David Willetts, the new man in charge of higher education south of the Border, made it clear this is going to become once again a luxury you have to pay for, rather than a right to which access is straightforward, and reasonably cheap, for anybody bright enough.
Of course, Mr Willetts has nothing directly to do with Scottish universities, but the pressures on them, already severe enough, are bound to intensify after what he said.
"Education, education, education" was a mantra of the previous age. This modern, progressive society, like its rivals elsewhere in the western world, saw nothing for it but to educate its population to the highest level it could afford. Yet those brilliant young brains also helped to deliver us the credit crunch and now, the Prime Minister hints, some return to metal-bashing would be in order.
There should be a rethink on the Left as well as on the Right. Old Labour saw in the universities an instrument of social engineering, yet enormous expansion under New Labour never brought about the expected equality.
The middle class again proved more adept than the working class at exploiting the welfare state, and access remained stubbornly narrower than the social engineers wished.
It could even be argued that inequality increased, because the poor were then paying for the children of the rich to enhance their future earning power with a degree.
Now the cackle has to be cut. The British state has been spending too much on higher education as on everything else, and in future the students will have themselves to find the money for what the taxpayers can no longer afford.
Anybody who had hoped the Scottish state might act differently would already have learned some months ago that our squeeze is to be no less painful. From now on, all the same, the paths of the English and Scottish universities will diverge. In fact I can think of English academics who rather relish the challenges ahead.
Probably, as a result of an official review now going on, they will soon be able not only to charge higher fees but also to differentiate the fees they charge. Balliol College, Oxford, and Trinity College, Cambridge, will no longer be kept on level pegging with the former Slagsville Tech, but will again become institutions for an elite, raising and spending enough money to reward the best teachers and attract the best students.
Equality then goes out the window, obviously, but in these hard times something has to give.
In contrast, Scottish universities charge no fees to undergraduates from Scotland. By the Scottish Government this was thought to be a virtuous preservation of equality, drawing a distinction with the wicked English encouragement and tolerance of inequality.
The fact that the Scottish system does not in fact produce more equality, in the sense of better proletarian access, has seemed incapable of denting the national self-congratulation.
In the real world the difference will soon yawn in a different way.
English universities will have means to make up for the money lost from the government. Scottish universities will not.
All British universities face a testing time, yet it is hard to see how the Scottish universities in particular can avoid coming off much the worse from it. Remember that two of them regularly figure in the world's top 20 for their facilities and results.
We have to fear that a great national asset is about to be squandered.

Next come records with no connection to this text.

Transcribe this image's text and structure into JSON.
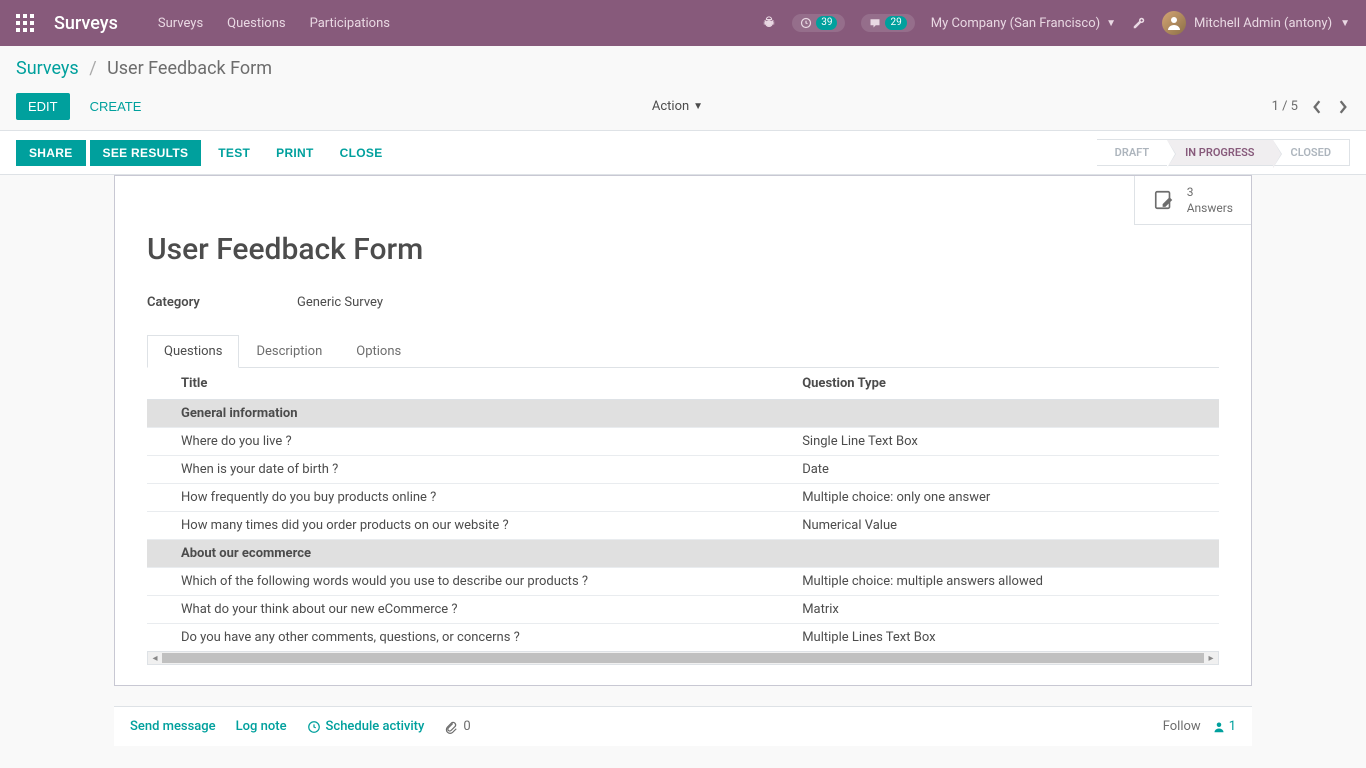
{
  "topbar": {
    "app_title": "Surveys",
    "nav": [
      "Surveys",
      "Questions",
      "Participations"
    ],
    "activities_count": "39",
    "messages_count": "29",
    "company": "My Company (San Francisco)",
    "user_name": "Mitchell Admin (antony)"
  },
  "breadcrumb": {
    "root": "Surveys",
    "current": "User Feedback Form"
  },
  "controls": {
    "edit": "EDIT",
    "create": "CREATE",
    "action": "Action",
    "pager": "1 / 5"
  },
  "statusbar": {
    "share": "SHARE",
    "see_results": "SEE RESULTS",
    "test": "TEST",
    "print": "PRINT",
    "close": "CLOSE",
    "stages": {
      "draft": "DRAFT",
      "in_progress": "IN PROGRESS",
      "closed": "CLOSED"
    }
  },
  "statbutton": {
    "count": "3",
    "label": "Answers"
  },
  "record": {
    "title": "User Feedback Form",
    "category_label": "Category",
    "category_value": "Generic Survey"
  },
  "tabs": [
    "Questions",
    "Description",
    "Options"
  ],
  "questions_table": {
    "col_title": "Title",
    "col_type": "Question Type",
    "rows": [
      {
        "section": true,
        "title": "General information",
        "type": ""
      },
      {
        "section": false,
        "title": "Where do you live ?",
        "type": "Single Line Text Box"
      },
      {
        "section": false,
        "title": "When is your date of birth ?",
        "type": "Date"
      },
      {
        "section": false,
        "title": "How frequently do you buy products online ?",
        "type": "Multiple choice: only one answer"
      },
      {
        "section": false,
        "title": "How many times did you order products on our website ?",
        "type": "Numerical Value"
      },
      {
        "section": true,
        "title": "About our ecommerce",
        "type": ""
      },
      {
        "section": false,
        "title": "Which of the following words would you use to describe our products ?",
        "type": "Multiple choice: multiple answers allowed"
      },
      {
        "section": false,
        "title": "What do your think about our new eCommerce ?",
        "type": "Matrix"
      },
      {
        "section": false,
        "title": "Do you have any other comments, questions, or concerns ?",
        "type": "Multiple Lines Text Box"
      }
    ]
  },
  "chatter": {
    "send": "Send message",
    "log": "Log note",
    "schedule": "Schedule activity",
    "attach_count": "0",
    "follow": "Follow",
    "followers": "1"
  }
}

What is the answer? Nothing easy, but one thing the universities have started to think about is moving away from an arrangement which for half a century has subjected them to the vagaries of the British state's, or nowadays the Scottish state's, financial situation. It is unstable: it changes, sometimes violently, from year to year, as it did from 2007 to 2008. A university needs more stability than that, for its staff as for its students, or for keeping up with advances in knowledge.
It follows that one of the best things a university can have is a private endowment, to finance innovations and to fall back on if need be. Up to 1945 British universities relied on such endowments – the Carnegie Foundation was the prime example in Scotland.
After 1945 the universities made a terrible mistake: they threw themselves into the arms of the state and became reliant on it for their money.
Probably the academics who yielded to this temptation assumed the state would always be run by decent chaps like themselves, former students sure to respond to appeals from their old professors. How wrong they were.
Yet it remains possible to run a university on private endowments. It does not happen in Britain, or much in Europe, but it happens in the United States on a big scale.
I myself have spent two of the happiest years of my life at Brown University, an Ivy League institution in Providence, Rhode Island, which costs $5 billion (3.44bn) a year to run (twice the total budget for education in Scotland). Yet every cent is privately raised.
While the students are mainly rich kids whose daddies can afford the fees, Brown University has also raised enough money to offer what it calls "needs-blind admission".
No able student is turned away just on the grounds that he or she cannot afford the fees – and for undergraduate courses these are up to $40,000 (27,600) a year. In those cases, the university itself provides for the student.
The system works, and I have myself met young blacks from the mean streets of nearby Boston or the children of first-generation immigrants from Asia or Latin America, all benefiting from what the Ivy League institution gives them: one of the best educations in the world.
Brown and similar institutions still offer what used to be a pride of the British welfare state: free higher education to anybody who needs it. In Britain this is a forgotten dream. Yet it is still part of the American dream. It is also one difference between the public and the private sector.